§ Items from a data source:
———

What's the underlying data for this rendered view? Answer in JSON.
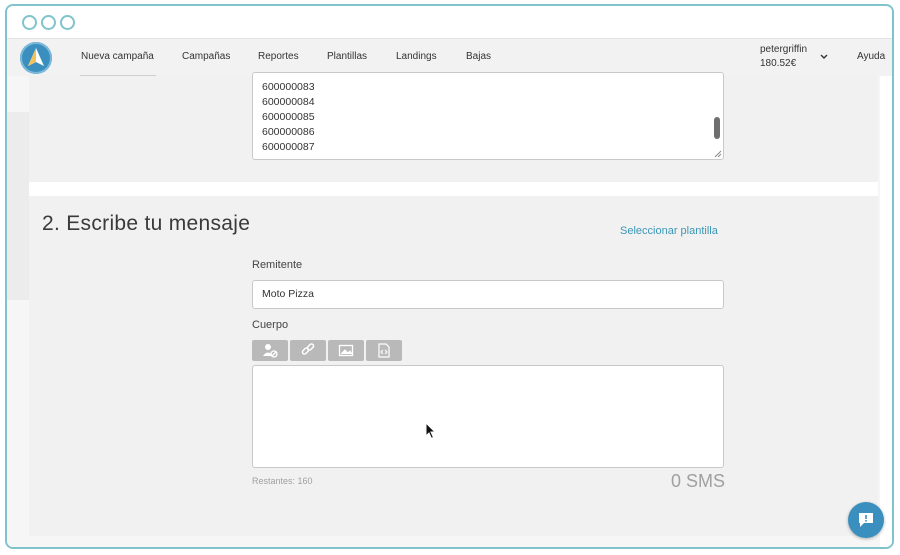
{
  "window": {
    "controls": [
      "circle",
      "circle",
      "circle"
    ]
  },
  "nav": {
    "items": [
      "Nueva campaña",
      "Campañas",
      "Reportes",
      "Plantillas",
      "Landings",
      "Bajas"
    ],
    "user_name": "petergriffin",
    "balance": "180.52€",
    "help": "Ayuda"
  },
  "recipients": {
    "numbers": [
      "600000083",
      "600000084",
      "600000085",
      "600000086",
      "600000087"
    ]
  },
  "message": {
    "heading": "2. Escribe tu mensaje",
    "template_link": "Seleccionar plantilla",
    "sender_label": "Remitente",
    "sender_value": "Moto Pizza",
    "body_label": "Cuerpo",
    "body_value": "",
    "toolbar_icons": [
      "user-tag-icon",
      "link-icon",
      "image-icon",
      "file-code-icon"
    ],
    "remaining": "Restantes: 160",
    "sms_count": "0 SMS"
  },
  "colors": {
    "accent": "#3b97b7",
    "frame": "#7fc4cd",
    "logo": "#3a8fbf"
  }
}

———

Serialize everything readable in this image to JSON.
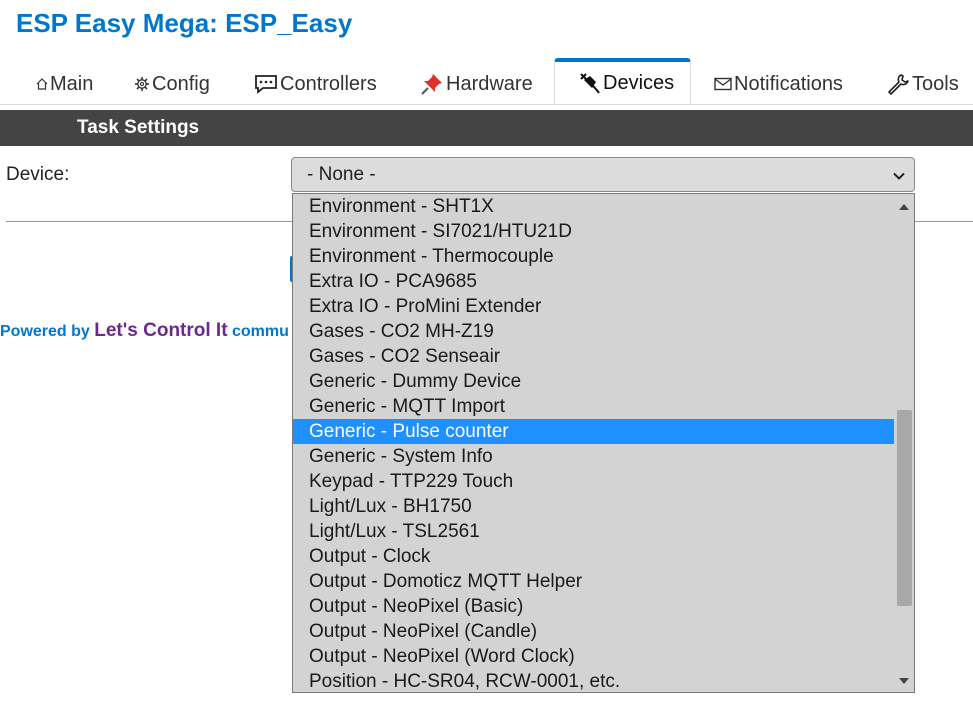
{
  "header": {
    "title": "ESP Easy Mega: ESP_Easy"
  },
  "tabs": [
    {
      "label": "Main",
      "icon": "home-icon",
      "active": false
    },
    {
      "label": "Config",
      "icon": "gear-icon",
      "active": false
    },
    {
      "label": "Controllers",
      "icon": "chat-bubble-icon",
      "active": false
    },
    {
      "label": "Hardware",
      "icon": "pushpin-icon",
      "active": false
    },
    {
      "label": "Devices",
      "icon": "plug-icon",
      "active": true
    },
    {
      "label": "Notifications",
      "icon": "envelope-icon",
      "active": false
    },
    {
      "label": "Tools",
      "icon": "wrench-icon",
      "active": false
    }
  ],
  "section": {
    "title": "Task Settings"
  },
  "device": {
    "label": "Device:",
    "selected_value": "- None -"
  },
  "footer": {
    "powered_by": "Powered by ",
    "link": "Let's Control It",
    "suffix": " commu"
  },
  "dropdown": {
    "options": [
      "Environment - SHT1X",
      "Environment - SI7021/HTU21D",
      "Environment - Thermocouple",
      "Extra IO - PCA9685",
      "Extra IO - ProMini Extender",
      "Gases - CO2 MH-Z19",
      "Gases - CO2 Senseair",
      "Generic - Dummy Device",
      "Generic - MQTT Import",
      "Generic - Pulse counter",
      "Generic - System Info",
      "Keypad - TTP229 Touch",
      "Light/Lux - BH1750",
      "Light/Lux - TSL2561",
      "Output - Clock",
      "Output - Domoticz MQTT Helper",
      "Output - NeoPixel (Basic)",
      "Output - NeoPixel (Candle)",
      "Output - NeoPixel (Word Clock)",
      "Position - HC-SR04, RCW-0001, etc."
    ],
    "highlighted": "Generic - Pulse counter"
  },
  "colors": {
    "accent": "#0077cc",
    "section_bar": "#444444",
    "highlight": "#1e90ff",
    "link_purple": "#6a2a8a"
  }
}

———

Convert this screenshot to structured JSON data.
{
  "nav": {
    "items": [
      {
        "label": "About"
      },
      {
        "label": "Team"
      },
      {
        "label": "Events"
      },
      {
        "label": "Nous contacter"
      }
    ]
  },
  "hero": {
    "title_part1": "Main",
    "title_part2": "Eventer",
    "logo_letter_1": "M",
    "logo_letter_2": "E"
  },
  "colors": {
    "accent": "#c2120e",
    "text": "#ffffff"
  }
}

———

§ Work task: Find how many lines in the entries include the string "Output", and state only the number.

§ Result: 5